● What this task involves:
In the records below, how many lines hold the word "ylabel"? Give only the number.
────────────────────
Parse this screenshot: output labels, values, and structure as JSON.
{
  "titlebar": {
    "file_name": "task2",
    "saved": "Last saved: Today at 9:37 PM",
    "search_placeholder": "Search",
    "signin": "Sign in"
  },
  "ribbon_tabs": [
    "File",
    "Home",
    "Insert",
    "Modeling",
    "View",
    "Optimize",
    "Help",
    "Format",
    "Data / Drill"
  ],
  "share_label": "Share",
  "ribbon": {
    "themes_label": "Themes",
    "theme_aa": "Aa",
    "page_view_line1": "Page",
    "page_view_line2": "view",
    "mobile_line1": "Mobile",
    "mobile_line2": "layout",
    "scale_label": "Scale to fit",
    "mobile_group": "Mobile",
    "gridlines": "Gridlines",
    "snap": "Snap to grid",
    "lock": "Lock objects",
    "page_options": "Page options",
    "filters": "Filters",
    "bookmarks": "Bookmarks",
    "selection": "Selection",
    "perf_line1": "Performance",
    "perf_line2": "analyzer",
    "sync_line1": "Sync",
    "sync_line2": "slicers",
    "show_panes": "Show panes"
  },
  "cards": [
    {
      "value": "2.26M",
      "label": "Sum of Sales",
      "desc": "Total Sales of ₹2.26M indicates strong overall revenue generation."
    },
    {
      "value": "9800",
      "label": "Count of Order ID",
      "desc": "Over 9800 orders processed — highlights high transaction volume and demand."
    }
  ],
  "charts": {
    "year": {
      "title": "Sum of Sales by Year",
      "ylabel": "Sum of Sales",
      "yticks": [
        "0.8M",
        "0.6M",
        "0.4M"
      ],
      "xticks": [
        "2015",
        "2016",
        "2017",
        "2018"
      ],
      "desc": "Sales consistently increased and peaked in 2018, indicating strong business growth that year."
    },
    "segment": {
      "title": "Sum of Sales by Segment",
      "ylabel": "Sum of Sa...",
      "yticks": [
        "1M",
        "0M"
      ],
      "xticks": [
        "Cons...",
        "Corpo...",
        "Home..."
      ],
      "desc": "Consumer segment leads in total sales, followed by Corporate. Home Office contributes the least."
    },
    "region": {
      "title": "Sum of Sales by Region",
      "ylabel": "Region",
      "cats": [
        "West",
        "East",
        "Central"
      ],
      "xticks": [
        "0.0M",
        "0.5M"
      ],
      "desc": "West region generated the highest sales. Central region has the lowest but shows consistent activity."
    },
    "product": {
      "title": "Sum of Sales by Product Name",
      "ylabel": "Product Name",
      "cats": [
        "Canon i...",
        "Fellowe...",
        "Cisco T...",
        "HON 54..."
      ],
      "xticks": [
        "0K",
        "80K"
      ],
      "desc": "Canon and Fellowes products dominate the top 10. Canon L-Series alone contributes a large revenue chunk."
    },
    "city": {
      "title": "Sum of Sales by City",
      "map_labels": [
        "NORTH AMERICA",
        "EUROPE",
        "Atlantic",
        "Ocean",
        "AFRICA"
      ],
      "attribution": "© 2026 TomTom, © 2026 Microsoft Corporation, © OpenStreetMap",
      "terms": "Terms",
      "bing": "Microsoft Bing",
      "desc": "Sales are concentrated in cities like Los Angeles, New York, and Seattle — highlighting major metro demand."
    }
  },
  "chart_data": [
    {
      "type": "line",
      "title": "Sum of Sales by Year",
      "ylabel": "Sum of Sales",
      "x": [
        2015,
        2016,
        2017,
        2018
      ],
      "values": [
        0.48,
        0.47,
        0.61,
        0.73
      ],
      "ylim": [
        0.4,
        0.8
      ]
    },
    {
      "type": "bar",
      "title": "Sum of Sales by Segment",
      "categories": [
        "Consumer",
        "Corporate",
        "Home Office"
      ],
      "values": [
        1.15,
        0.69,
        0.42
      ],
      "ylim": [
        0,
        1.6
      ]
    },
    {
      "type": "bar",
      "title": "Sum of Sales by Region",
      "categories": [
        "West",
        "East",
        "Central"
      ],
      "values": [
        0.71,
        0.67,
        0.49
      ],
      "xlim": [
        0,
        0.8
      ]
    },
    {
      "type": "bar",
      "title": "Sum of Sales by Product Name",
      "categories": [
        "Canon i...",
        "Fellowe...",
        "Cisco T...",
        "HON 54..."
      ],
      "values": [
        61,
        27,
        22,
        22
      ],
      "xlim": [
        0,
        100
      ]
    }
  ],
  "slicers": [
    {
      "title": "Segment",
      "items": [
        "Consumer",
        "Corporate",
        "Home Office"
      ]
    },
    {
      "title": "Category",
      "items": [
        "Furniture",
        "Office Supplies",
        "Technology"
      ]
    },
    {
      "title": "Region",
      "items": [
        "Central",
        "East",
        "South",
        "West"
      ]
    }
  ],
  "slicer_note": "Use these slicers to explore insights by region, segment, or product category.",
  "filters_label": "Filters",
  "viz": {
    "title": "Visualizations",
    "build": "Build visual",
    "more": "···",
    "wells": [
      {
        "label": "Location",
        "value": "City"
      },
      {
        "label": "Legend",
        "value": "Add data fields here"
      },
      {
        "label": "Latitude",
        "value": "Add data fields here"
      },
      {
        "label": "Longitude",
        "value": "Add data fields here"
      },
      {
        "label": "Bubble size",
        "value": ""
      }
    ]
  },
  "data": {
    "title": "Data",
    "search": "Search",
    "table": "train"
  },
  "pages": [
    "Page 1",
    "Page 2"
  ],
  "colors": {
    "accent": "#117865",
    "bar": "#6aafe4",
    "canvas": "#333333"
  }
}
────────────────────
● Task solution:
5